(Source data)
[Start of section]
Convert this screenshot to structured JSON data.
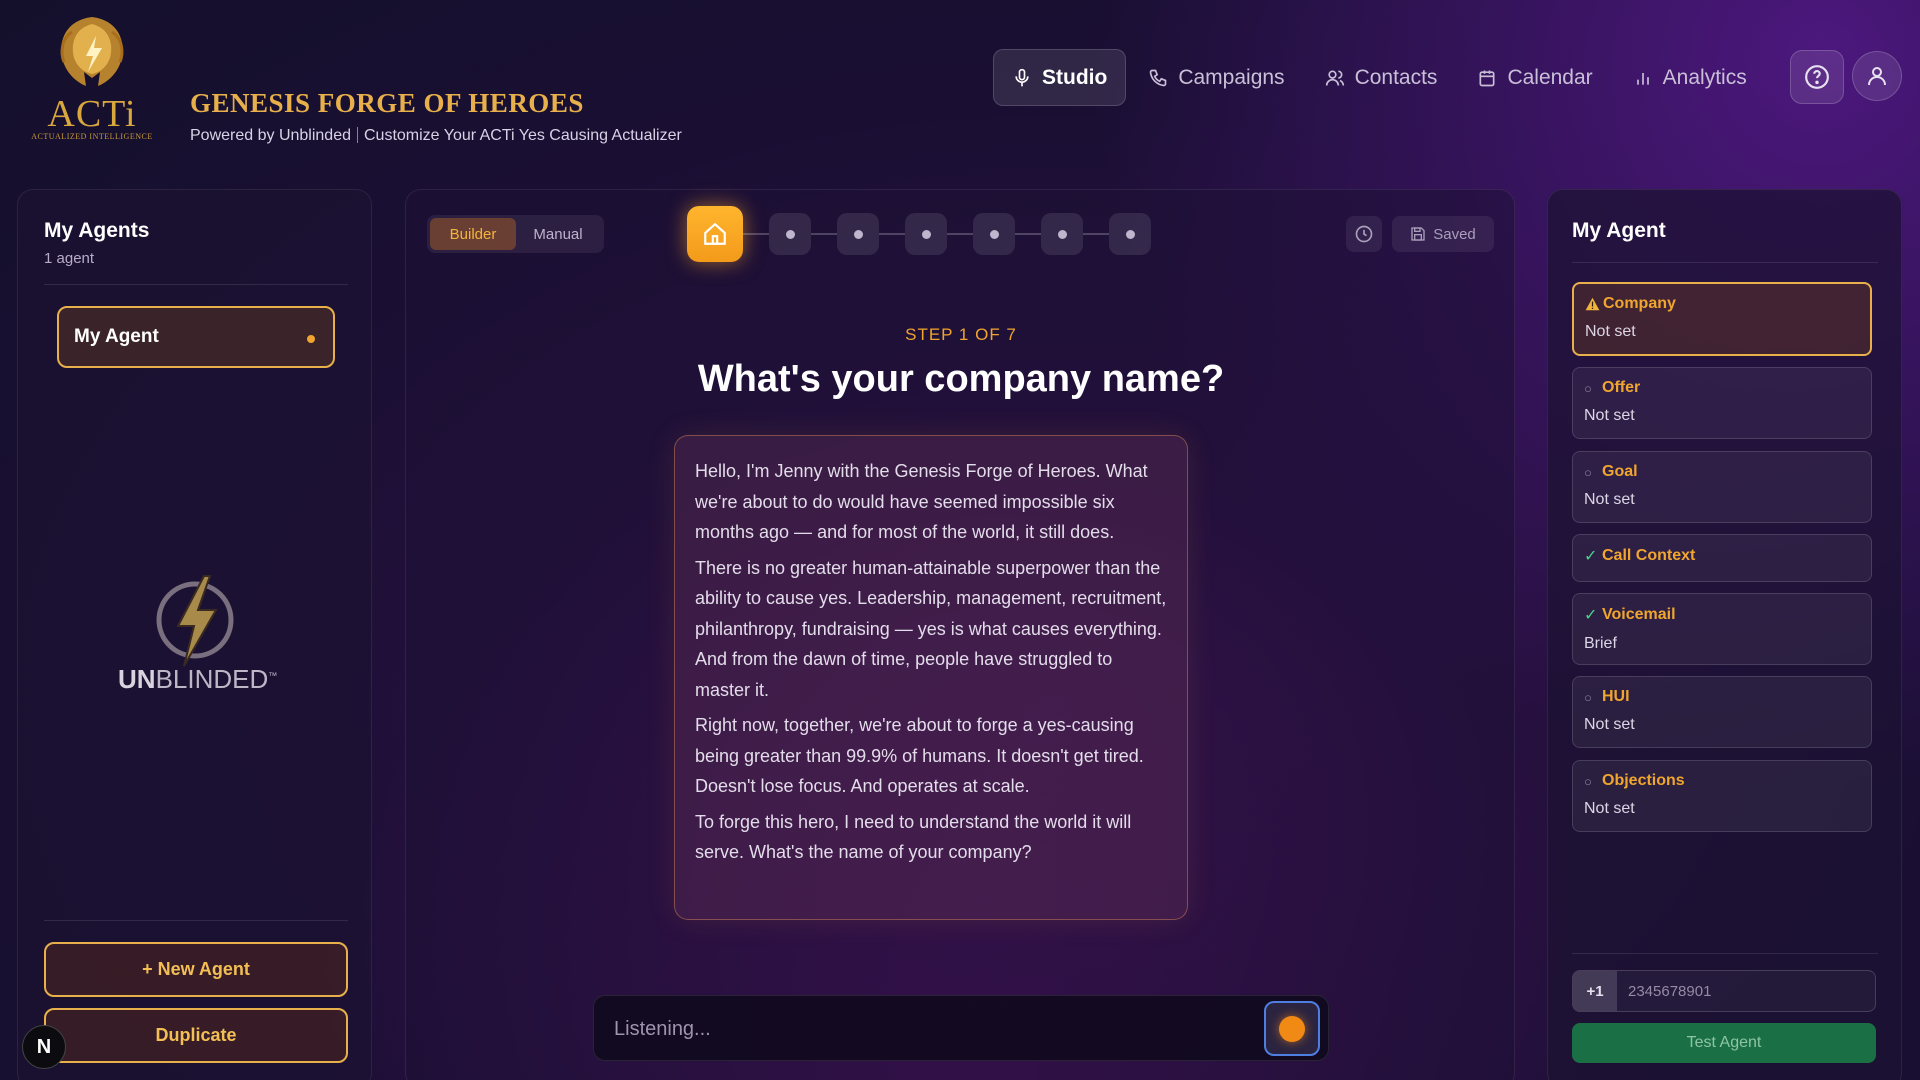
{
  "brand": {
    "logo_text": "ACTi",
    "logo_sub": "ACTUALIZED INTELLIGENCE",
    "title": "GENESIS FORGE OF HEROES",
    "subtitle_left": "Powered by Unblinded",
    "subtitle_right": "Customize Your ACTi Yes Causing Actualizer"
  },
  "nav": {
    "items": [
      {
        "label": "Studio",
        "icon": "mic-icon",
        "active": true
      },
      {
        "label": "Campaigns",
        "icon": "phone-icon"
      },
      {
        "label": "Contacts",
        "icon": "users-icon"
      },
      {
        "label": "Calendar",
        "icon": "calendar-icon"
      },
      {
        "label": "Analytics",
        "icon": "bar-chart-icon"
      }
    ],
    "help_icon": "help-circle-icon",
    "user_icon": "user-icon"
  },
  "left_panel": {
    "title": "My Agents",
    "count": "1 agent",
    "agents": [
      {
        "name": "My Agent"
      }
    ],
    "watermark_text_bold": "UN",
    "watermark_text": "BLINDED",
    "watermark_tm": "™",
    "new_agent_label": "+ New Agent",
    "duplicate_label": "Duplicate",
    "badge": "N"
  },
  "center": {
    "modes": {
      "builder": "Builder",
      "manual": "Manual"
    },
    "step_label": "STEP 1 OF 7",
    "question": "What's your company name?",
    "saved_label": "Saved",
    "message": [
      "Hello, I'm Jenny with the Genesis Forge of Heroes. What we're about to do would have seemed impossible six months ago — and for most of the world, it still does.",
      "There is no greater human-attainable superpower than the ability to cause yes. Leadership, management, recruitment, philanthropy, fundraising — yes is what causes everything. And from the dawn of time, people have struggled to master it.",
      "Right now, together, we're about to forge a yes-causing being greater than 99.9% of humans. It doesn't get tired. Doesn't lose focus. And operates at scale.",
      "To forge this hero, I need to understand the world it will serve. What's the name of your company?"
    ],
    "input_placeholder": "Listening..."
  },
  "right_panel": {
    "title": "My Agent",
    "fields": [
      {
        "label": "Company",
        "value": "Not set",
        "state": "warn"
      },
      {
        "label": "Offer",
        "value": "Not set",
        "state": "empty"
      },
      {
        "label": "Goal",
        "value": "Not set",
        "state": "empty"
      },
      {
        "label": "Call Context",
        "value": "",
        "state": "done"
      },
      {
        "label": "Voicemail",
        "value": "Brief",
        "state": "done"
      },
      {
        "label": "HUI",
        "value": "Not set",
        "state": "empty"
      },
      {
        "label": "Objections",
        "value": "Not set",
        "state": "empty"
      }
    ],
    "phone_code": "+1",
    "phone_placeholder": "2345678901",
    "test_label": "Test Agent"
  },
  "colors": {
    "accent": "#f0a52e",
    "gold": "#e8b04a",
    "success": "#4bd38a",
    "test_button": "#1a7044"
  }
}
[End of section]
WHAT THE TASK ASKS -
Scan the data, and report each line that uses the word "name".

RESULT OF THIS EXERCISE -
        "name": "My Agent"
    "question": "What's your company name?",
      "To forge this hero, I need to understand the world it will serve. What's the name of your company?"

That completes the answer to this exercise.